An initial assessment of people was carried out before they started using the service. People or their representatives had been involved in writing their care plans. People received care and support in accordance with their preferences, interests and diverse needs.

Staff had a good knowledge and understanding of people's needs. People who required support with meals were provided with food and drinks which met their nutritional needs. People’s privacy and dignity were respected.

People were

Inspection areas


Requires improvement

Updated 17 August 2018

The service was not always safe. Not all risks associated with people’s care and support were assessed, and measures were not put in place to ensure staff supported people safely.

People were protected against the risk of abuse. Staff understood their role in safeguarding people and how to raise concerns about people’s safety.

The provider had effective recruitment and selection processes in place. Sufficient staff were available to meet people’s needs.

People who used the service received their medicines as prescribed by their doctors.

Systems were in place for the monitoring and prevention of infection.



Updated 17 August 2018

The service was effective. People’s needs were assessed before they started to use the service.

Staff understood and acted in line with the principles of the Mental Capacity Act 2005. Where people did not have the capacity to consent, the staff acted in accordance with legal requirements.

People were supported to maintain good health and to access healthcare services when they needed them.

People’s dietary needs were taken into account and their nutritional needs were monitored appropriately.



Updated 17 August 2018

The service was caring. People were treated with compassion by staff who knew their needs and preferences and their privacy and dignity were maintained.

Staff demonstrated a good knowledge about people they were supporting. People were able to make choices about their care and their views were taken into account.

People were supported to be as independent as possible and they had access to advocacy services to represent them where applicable.


Requires improvement

Updated 17 August 2018

The service was not always responsive. Care plans did not always mention people’s ability to communicate and how staff should communicate with people.

People were involved in the planning of their care and had access to activities to protect them from social isolation.

People and their representatives knew how to make a complaint and their views were listened to and acted upon. Where concerns had been raised the provider had taken appropriate action to resolve the issues.


Requires improvement

Updated 17 August 2018

The service was not always well led. There were systems in place to monitor the quality of the service and identify shortfalls. However, we found where improvements were identified during care plans audits, the actions to be taken were not always clear.

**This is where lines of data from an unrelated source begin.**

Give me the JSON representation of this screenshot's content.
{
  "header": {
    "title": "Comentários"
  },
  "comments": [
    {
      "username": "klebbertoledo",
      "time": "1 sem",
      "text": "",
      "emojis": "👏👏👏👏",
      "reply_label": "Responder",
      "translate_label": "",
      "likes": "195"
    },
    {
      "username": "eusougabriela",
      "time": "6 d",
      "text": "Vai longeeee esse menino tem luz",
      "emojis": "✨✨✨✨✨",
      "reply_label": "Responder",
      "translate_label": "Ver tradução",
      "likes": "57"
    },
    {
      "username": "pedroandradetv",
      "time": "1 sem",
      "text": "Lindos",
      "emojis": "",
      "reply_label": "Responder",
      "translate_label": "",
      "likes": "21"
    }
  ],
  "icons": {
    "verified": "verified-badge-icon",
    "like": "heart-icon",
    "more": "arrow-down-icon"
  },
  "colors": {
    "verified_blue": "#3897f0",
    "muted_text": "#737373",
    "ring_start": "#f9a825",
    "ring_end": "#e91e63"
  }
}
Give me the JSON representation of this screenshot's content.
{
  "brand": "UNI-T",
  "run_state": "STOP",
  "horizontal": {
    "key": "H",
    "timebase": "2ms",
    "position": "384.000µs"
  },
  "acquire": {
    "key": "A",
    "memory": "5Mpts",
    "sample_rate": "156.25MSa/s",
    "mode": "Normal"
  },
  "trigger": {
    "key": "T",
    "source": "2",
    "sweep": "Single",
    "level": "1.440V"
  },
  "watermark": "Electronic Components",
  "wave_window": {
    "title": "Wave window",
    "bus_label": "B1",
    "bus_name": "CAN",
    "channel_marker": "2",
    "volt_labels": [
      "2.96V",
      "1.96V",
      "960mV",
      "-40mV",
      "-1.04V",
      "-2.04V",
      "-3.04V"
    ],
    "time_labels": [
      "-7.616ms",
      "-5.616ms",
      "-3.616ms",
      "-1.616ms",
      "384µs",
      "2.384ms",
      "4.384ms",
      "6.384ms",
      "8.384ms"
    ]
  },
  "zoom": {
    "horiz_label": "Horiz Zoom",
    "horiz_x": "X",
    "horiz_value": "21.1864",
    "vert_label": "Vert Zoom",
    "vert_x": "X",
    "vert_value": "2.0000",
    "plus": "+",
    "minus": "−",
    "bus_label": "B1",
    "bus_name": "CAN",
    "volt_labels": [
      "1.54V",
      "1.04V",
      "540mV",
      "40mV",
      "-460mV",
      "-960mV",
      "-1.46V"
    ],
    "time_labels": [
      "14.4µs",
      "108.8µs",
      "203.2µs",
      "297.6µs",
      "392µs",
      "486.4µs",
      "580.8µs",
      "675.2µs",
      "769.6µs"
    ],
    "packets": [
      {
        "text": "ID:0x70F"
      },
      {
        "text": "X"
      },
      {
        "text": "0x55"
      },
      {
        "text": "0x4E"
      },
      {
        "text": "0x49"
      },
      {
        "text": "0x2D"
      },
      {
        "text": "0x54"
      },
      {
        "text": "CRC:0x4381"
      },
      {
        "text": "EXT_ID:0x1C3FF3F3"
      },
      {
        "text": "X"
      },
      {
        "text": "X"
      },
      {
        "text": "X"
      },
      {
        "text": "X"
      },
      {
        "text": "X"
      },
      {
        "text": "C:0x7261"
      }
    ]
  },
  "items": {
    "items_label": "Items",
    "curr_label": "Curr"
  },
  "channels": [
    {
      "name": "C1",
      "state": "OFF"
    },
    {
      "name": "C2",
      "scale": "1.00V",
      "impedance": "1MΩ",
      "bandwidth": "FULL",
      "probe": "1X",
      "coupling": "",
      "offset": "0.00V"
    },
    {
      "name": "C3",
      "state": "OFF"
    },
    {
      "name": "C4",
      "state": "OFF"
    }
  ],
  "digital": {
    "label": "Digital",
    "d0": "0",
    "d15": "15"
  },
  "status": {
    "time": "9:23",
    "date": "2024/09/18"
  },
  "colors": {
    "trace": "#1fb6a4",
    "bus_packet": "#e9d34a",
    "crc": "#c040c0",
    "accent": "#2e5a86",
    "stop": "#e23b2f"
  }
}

People and their relatives spoke positively about the way the service was managed. The provider had a positive culture and was committed to delivering effective care for people.

Staff were clear about what were expected from them. They had access to policies and procedures to inform and guide them in their roles.

There was a system in place to check if people were satisfied with the service provided. The provider welcomed suggestions on how to improve the service.